#### Data extract
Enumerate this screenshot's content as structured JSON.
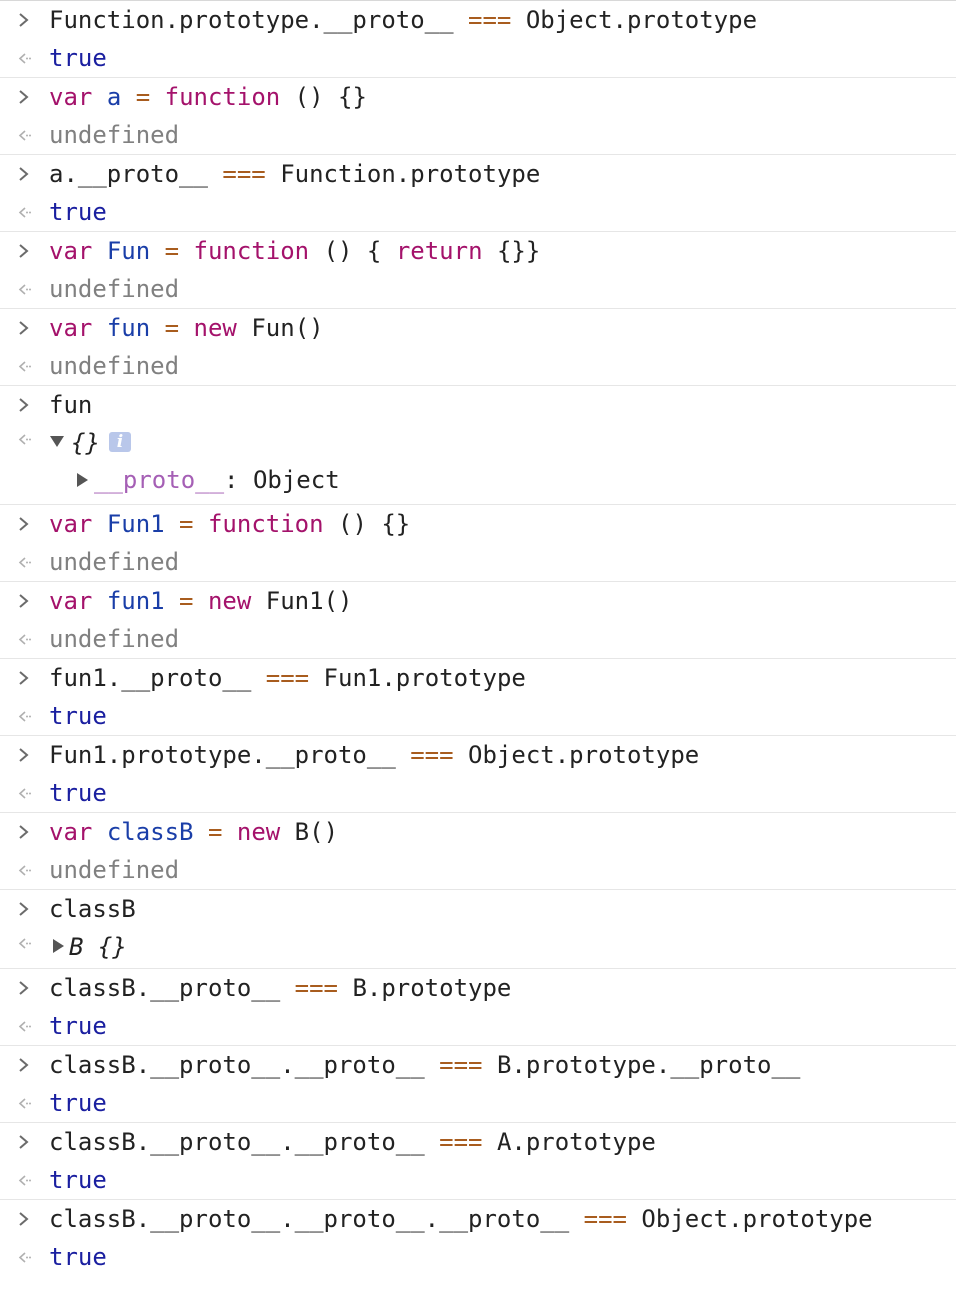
{
  "console": {
    "entries": [
      {
        "input": [
          [
            "Function.prototype.__proto__",
            "plain"
          ],
          [
            " === ",
            "op"
          ],
          [
            "Object.prototype",
            "plain"
          ]
        ],
        "output": "true",
        "output_type": "true"
      },
      {
        "input": [
          [
            "var",
            "kw"
          ],
          [
            " ",
            "plain"
          ],
          [
            "a",
            "var"
          ],
          [
            " = ",
            "op"
          ],
          [
            "function",
            "kw"
          ],
          [
            " () {}",
            "plain"
          ]
        ],
        "output": "undefined",
        "output_type": "undef"
      },
      {
        "input": [
          [
            "a.__proto__",
            "plain"
          ],
          [
            " === ",
            "op"
          ],
          [
            "Function.prototype",
            "plain"
          ]
        ],
        "output": "true",
        "output_type": "true"
      },
      {
        "input": [
          [
            "var",
            "kw"
          ],
          [
            " ",
            "plain"
          ],
          [
            "Fun",
            "var"
          ],
          [
            " = ",
            "op"
          ],
          [
            "function",
            "kw"
          ],
          [
            " () { ",
            "plain"
          ],
          [
            "return",
            "kw"
          ],
          [
            " {}}",
            "plain"
          ]
        ],
        "output": "undefined",
        "output_type": "undef"
      },
      {
        "input": [
          [
            "var",
            "kw"
          ],
          [
            " ",
            "plain"
          ],
          [
            "fun",
            "var"
          ],
          [
            " = ",
            "op"
          ],
          [
            "new",
            "kw"
          ],
          [
            " Fun()",
            "plain"
          ]
        ],
        "output": "undefined",
        "output_type": "undef"
      },
      {
        "input": [
          [
            "fun",
            "plain"
          ]
        ],
        "output_object": {
          "preview": "{}",
          "info_icon": "info-icon",
          "children": [
            {
              "key": "__proto__",
              "value": "Object"
            }
          ]
        }
      },
      {
        "input": [
          [
            "var",
            "kw"
          ],
          [
            " ",
            "plain"
          ],
          [
            "Fun1",
            "var"
          ],
          [
            " = ",
            "op"
          ],
          [
            "function",
            "kw"
          ],
          [
            " () {}",
            "plain"
          ]
        ],
        "output": "undefined",
        "output_type": "undef"
      },
      {
        "input": [
          [
            "var",
            "kw"
          ],
          [
            " ",
            "plain"
          ],
          [
            "fun1",
            "var"
          ],
          [
            " = ",
            "op"
          ],
          [
            "new",
            "kw"
          ],
          [
            " Fun1()",
            "plain"
          ]
        ],
        "output": "undefined",
        "output_type": "undef"
      },
      {
        "input": [
          [
            "fun1.__proto__",
            "plain"
          ],
          [
            " === ",
            "op"
          ],
          [
            "Fun1.prototype",
            "plain"
          ]
        ],
        "output": "true",
        "output_type": "true"
      },
      {
        "input": [
          [
            "Fun1.prototype.__proto__",
            "plain"
          ],
          [
            " === ",
            "op"
          ],
          [
            "Object.prototype",
            "plain"
          ]
        ],
        "output": "true",
        "output_type": "true"
      },
      {
        "input": [
          [
            "var",
            "kw"
          ],
          [
            " ",
            "plain"
          ],
          [
            "classB",
            "var"
          ],
          [
            " = ",
            "op"
          ],
          [
            "new",
            "kw"
          ],
          [
            " B()",
            "plain"
          ]
        ],
        "output": "undefined",
        "output_type": "undef"
      },
      {
        "input": [
          [
            "classB",
            "plain"
          ]
        ],
        "output_collapsed": {
          "class_name": "B",
          "preview": "{}"
        }
      },
      {
        "input": [
          [
            "classB.__proto__",
            "plain"
          ],
          [
            " === ",
            "op"
          ],
          [
            "B.prototype",
            "plain"
          ]
        ],
        "output": "true",
        "output_type": "true"
      },
      {
        "input": [
          [
            "classB.__proto__.__proto__",
            "plain"
          ],
          [
            " === ",
            "op"
          ],
          [
            "B.prototype.__proto__",
            "plain"
          ]
        ],
        "output": "true",
        "output_type": "true"
      },
      {
        "input": [
          [
            "classB.__proto__.__proto__",
            "plain"
          ],
          [
            " === ",
            "op"
          ],
          [
            "A.prototype",
            "plain"
          ]
        ],
        "output": "true",
        "output_type": "true"
      },
      {
        "input": [
          [
            "classB.__proto__.__proto__.__proto__",
            "plain"
          ],
          [
            " === ",
            "op"
          ],
          [
            "Object.prototype",
            "plain"
          ]
        ],
        "output": "true",
        "output_type": "true"
      }
    ]
  },
  "icons": {
    "input_prompt": "chevron-right-icon",
    "result_prompt": "result-arrow-icon"
  },
  "colors": {
    "keyword": "#a4126b",
    "variable": "#1a3ea8",
    "operator": "#a85c1e",
    "boolean": "#1a1fa0",
    "undefined": "#808080"
  }
}
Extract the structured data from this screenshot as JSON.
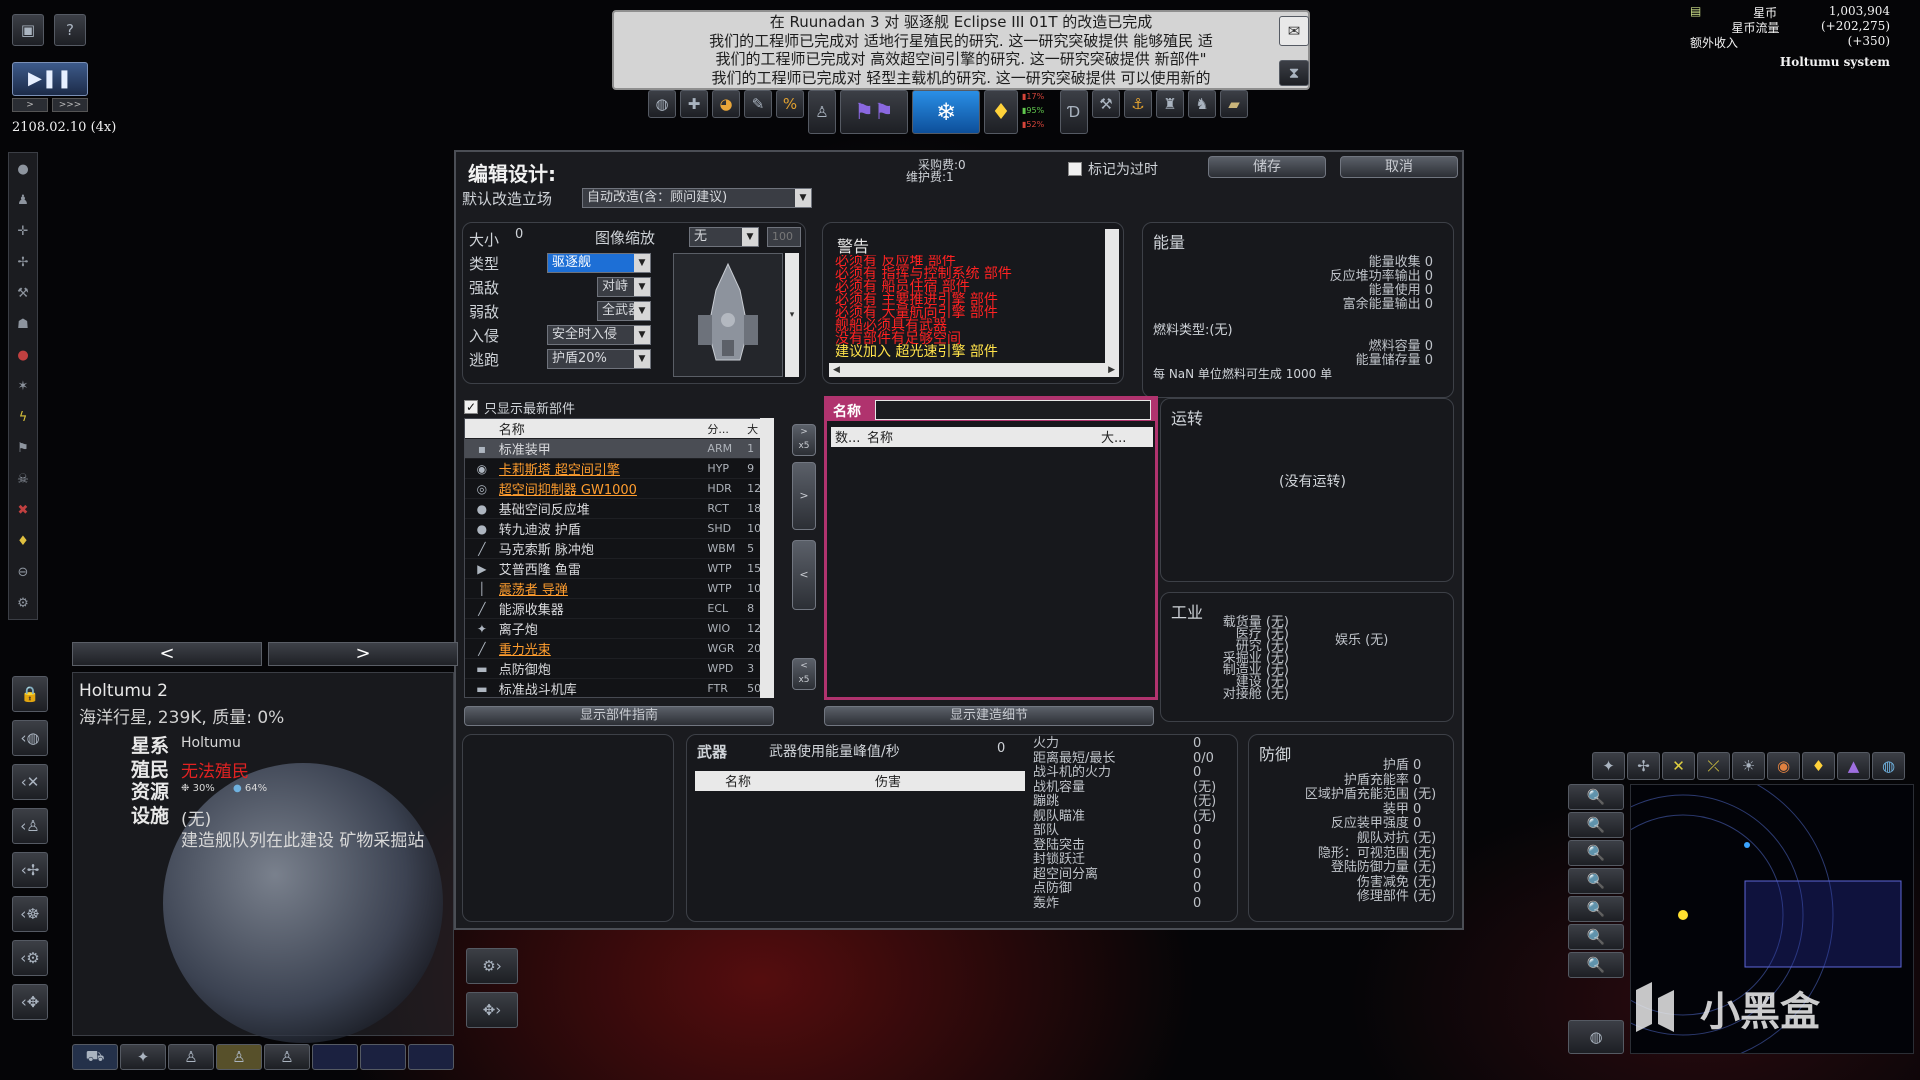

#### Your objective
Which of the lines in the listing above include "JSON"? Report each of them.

#### Response area
Enumerate this screenshot's content as structured JSON.
Extract the structured data from this screenshot as JSON.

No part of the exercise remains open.